Kate Middleton and Prince William are in Sydney, Australia, right now, and it sounds like that brash Aussie sense of humor might be rubbing off.

The Word

Is Tom Cruise dating Laura Prepon?

"Mission: Impossible" star Cruise is said to be dating Laura Prepon, star of "Orange is the New Black."

Television

'Scandal' recap: Season 3, Episode 18, 'The Price…

Sally is Jesus, Olivia caused global warming, and Mellie's still drunk. Let's recap the Scandal finale. A church full of Washington insiders is about to…

NBA

Deron Williams leads Nets over Raptors in Game…

The Nets traveled to a raucous Air Canada Centre but came out with an important Game 1 victory over the Raptors.

NBA

Carmelo Anthony agonizing over Knicks future as season…

There’s still the cloud hanging over the franchise’s head as to the pending free-agent status of All-Star forward Carmelo Anthony.

NFL

Jets host players with eye toward NFL Draft

The Jets hosted a number of NFL Draft hopefuls for workouts on Thursday, with an eye toward some under-the-radar players.

NFL

Chris Johnson: I wanted to go to 'a…

Now that Chris Johnson is a Jet, the team has to figure out if one of the most explosive players in the NFL over the last half decade has anything…

Parenting

How to parent without gender stereotypes in a…

Christia Spears Brown, Phd. author of "Parenting beyond Pink & Blue" gives advice on raising kids free of gender stereotypes.

Tech

VIDEO: 'Vein-scanning' may become the future of paying

Designed to make transactions quicker and easier, the technology works by scanning the unique vein patterns in each person's palm.

Tech

#FollowFriday: 10 of the smartest Twitter accounts

Spending lots of time on Twitter? You might as well learn something. Here are some of the smartest accounts to follow.

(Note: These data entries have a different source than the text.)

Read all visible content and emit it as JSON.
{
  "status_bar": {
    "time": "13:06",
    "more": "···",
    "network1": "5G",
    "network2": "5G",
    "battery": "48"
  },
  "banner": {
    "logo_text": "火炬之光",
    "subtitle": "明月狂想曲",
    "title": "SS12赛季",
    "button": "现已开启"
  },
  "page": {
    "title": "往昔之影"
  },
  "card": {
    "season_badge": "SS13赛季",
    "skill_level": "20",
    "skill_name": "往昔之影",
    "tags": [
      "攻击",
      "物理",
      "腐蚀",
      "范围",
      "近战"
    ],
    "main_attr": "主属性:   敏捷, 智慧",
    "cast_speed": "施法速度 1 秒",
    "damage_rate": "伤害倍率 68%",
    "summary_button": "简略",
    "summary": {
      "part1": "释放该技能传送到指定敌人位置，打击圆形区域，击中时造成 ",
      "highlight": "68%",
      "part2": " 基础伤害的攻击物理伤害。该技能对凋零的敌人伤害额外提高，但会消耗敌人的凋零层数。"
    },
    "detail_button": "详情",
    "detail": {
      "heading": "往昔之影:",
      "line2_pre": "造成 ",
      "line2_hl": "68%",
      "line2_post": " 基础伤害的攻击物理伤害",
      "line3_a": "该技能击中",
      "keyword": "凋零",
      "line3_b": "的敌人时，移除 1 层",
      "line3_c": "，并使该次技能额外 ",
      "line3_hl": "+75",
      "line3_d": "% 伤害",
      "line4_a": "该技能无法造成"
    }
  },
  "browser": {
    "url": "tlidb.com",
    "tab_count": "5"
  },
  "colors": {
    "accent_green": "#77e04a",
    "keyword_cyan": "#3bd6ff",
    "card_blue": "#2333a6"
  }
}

Style

Light-up nail art syncs with phone

This Japanese technology syncs light-up nail art with your phone.